Hiatella arctica is the most common fossilized shell species found in the coarse-grained nearshore sediments of post-glacial seas such as the Champlain Sea, which covered the Ottawa and St. Lawrence valleys 12,000 years ago. This mussel-like creature was a filter feeder that lived attached to stones from below tide level to a depth of 30 to 50 metres.
The fossil is so common that early investigators of Quaternary geology such as the Geological Survey of Canada’s W.A. Johnston, in 1917, used its former species name, Saxicava rugosa to designate Champlain Sea sand and gravel.
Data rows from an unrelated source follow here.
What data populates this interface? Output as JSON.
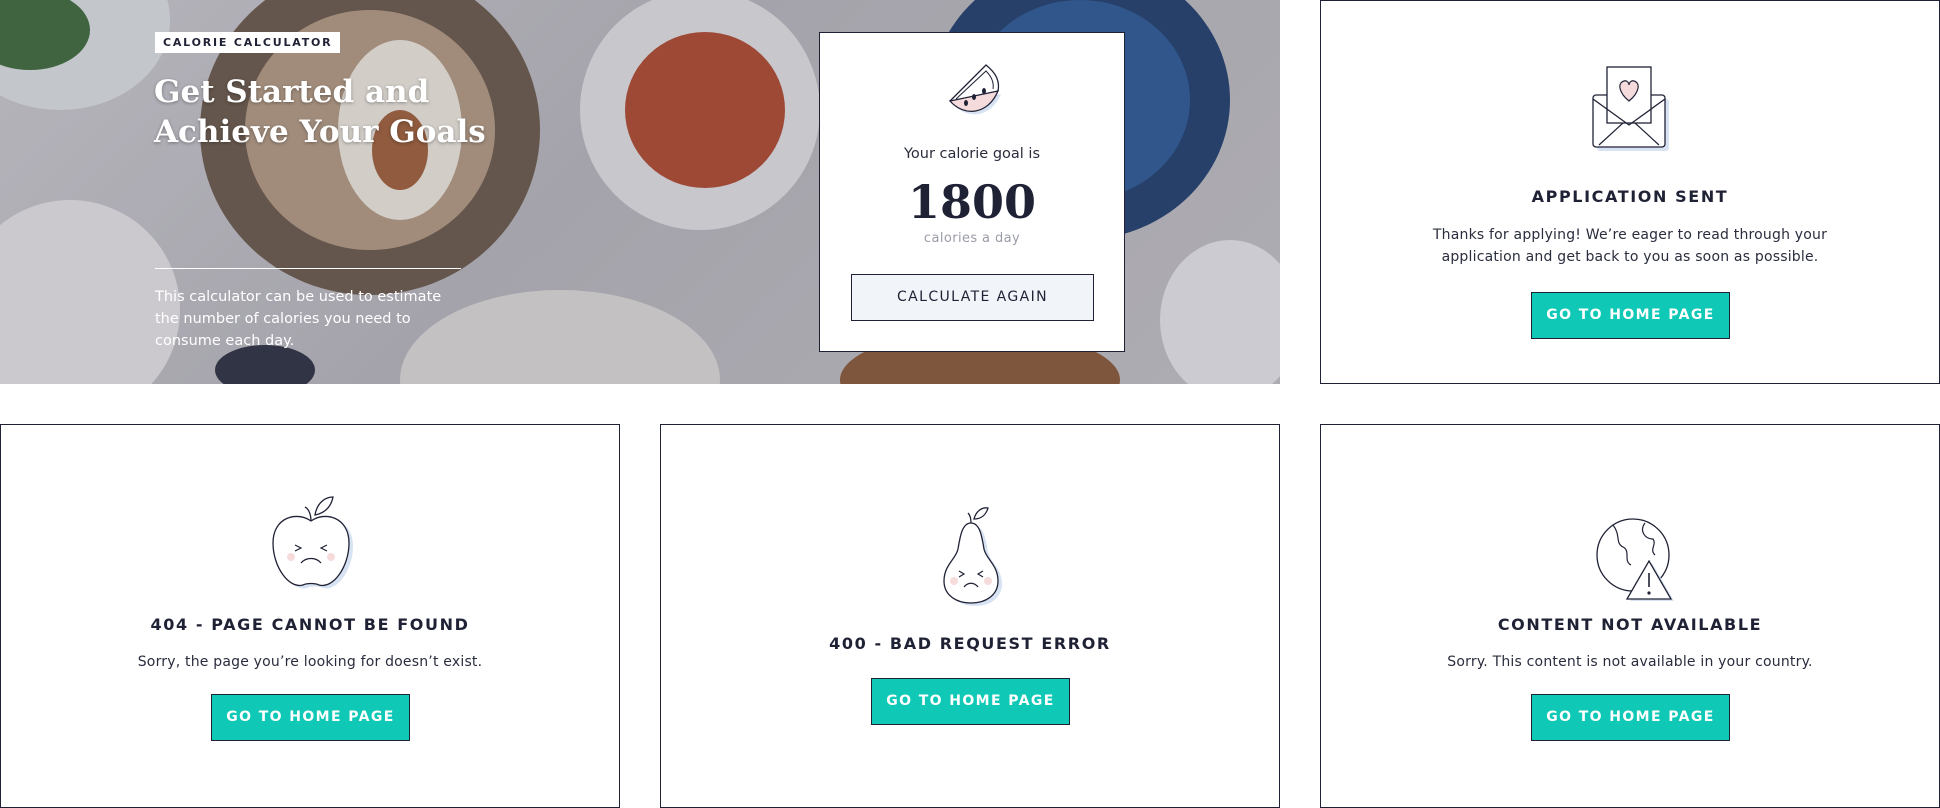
{
  "hero": {
    "badge": "CALORIE CALCULATOR",
    "title": "Get Started and Achieve Your Goals",
    "description": "This calculator can be used to estimate the number of calories you need to consume each day."
  },
  "calculator": {
    "caption": "Your calorie goal is",
    "value": "1800",
    "unit": "calories a day",
    "button": "CALCULATE AGAIN"
  },
  "application_sent": {
    "title": "APPLICATION SENT",
    "message": "Thanks for applying! We’re eager to read through your application and get back to you as soon as possible.",
    "button": "GO TO HOME PAGE"
  },
  "not_found": {
    "title": "404 - PAGE CANNOT BE FOUND",
    "message": "Sorry, the page you’re looking for doesn’t exist.",
    "button": "GO TO HOME PAGE"
  },
  "bad_request": {
    "title": "400 - BAD REQUEST ERROR",
    "button": "GO TO HOME PAGE"
  },
  "not_available": {
    "title": "CONTENT NOT AVAILABLE",
    "message": "Sorry. This content is not available in your country.",
    "button": "GO TO HOME PAGE"
  },
  "colors": {
    "accent": "#0fc8b5",
    "ink": "#1f2235",
    "pink": "#f6dbdc",
    "shadow": "#d7e2f3"
  },
  "icons": [
    "watermelon-icon",
    "envelope-heart-icon",
    "sad-apple-icon",
    "sad-pear-icon",
    "broken-globe-warning-icon"
  ]
}
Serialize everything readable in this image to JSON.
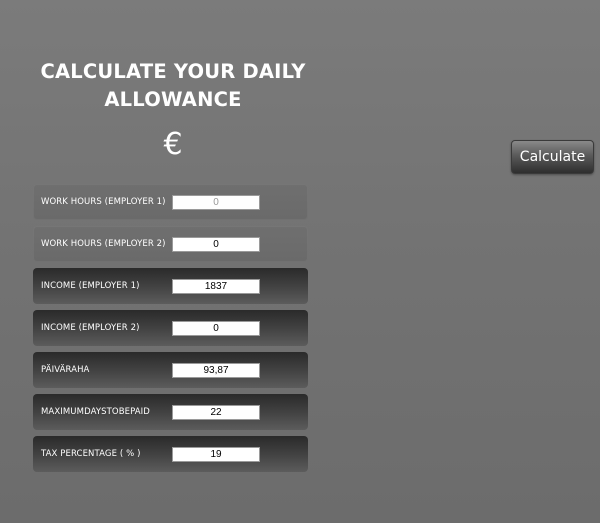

Indeed, the descriptive name “Saxicava sands and gravels” persisted in the scientific literature until the 1960s, at which time a new generation of Survey scientists, such as Nelson Gadd and Frances Wagner, led the way toward a much more comprehensive understanding of Champlain Sea events and faunas.
Category: Rocks, Fossils, Minerals and Meteorites